Social Class, Politics, And Urban Markets: The Makings Of Bias In Policy Outcomes, Herman L. Boschken Jan 2002

Social Class, Politics, And Urban Markets: The Makings Of Bias In Policy Outcomes, Herman L. Boschken

Herman L. Boschken

No abstract provided.


Chapter 10: Upper-Middle-Class Politics And Policy Outcomes: Does Class Identity Matter?, Herman L. Boschken Jan 2001

Chapter 10: Upper-Middle-Class Politics And Policy Outcomes: Does Class Identity Matter?, Herman L. Boschken

Herman L. Boschken

This chapter in Clark and lipset's book on class in American politics resulted from a multi-day workshop at the Woodrow Wilson Center for International Scholars in the summer of 1999. The piece reverses the normal causality of class politics. It does not analyze citizens in elections, but government officials creating policies. It asks why policies differ across localities (specifically public transit decisions in 42 U.S. metropolitan areas). It probes how some government officials work with an "upper-middle-class" citizenry in mind, while others do so less. The chapter then tests for differences across localities and finds quite distinct patterns ...


Turbulent Transition And Organizational Change: Relating Policy Outcomes To Strategic Administrative Capacities, Herman L. Boschken Jan 1988

Turbulent Transition And Organizational Change: Relating Policy Outcomes To Strategic Administrative Capacities, Herman L. Boschken

Herman L. Boschken

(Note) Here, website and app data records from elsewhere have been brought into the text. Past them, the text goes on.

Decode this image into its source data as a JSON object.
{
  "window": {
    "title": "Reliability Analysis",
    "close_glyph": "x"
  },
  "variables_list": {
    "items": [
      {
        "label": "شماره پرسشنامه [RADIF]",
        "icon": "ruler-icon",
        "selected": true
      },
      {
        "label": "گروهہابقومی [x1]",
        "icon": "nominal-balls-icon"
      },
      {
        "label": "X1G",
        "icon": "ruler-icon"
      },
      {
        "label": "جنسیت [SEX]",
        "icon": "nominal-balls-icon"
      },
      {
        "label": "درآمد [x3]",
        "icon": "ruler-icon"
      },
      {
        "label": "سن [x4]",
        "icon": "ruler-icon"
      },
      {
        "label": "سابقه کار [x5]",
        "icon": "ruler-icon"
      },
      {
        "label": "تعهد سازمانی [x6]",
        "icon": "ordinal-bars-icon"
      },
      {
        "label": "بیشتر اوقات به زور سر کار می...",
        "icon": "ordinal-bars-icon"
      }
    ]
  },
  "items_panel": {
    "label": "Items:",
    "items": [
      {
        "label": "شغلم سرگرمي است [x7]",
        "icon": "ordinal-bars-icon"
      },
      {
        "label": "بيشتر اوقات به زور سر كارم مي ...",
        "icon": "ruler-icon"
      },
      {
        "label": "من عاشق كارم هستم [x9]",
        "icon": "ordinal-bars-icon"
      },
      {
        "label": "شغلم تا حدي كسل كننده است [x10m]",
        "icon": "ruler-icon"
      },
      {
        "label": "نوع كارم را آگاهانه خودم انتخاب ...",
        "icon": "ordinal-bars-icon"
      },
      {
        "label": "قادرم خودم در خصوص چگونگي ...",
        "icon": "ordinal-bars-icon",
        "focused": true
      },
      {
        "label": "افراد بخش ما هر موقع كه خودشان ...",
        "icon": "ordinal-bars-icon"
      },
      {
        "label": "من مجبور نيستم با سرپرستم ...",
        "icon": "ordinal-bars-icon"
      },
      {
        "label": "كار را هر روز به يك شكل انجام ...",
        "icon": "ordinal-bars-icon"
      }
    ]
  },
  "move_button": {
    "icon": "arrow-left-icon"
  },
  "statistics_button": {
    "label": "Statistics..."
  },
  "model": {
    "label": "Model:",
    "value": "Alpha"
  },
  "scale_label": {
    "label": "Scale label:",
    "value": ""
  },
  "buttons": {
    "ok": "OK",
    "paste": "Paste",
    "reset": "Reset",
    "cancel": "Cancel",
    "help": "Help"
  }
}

A competitive public economy places greater burden on agencies to cope with uncertainty and change, especially in periods of "turbulent transition." As transition provides new opportunity, we find great variance in the ability of agencies to defend, enlarge or change their public domains. Administrative adroitness seems to be related to both adequate perception concerning change and the capacity to process reliable information, plan innovative programs, and manage conflicting demands. This article looks at critical variables which show promise in explaining how public organizations enlarge their discretion in policy formulation and service delivery during transitional periods. It assesses them empirically using ...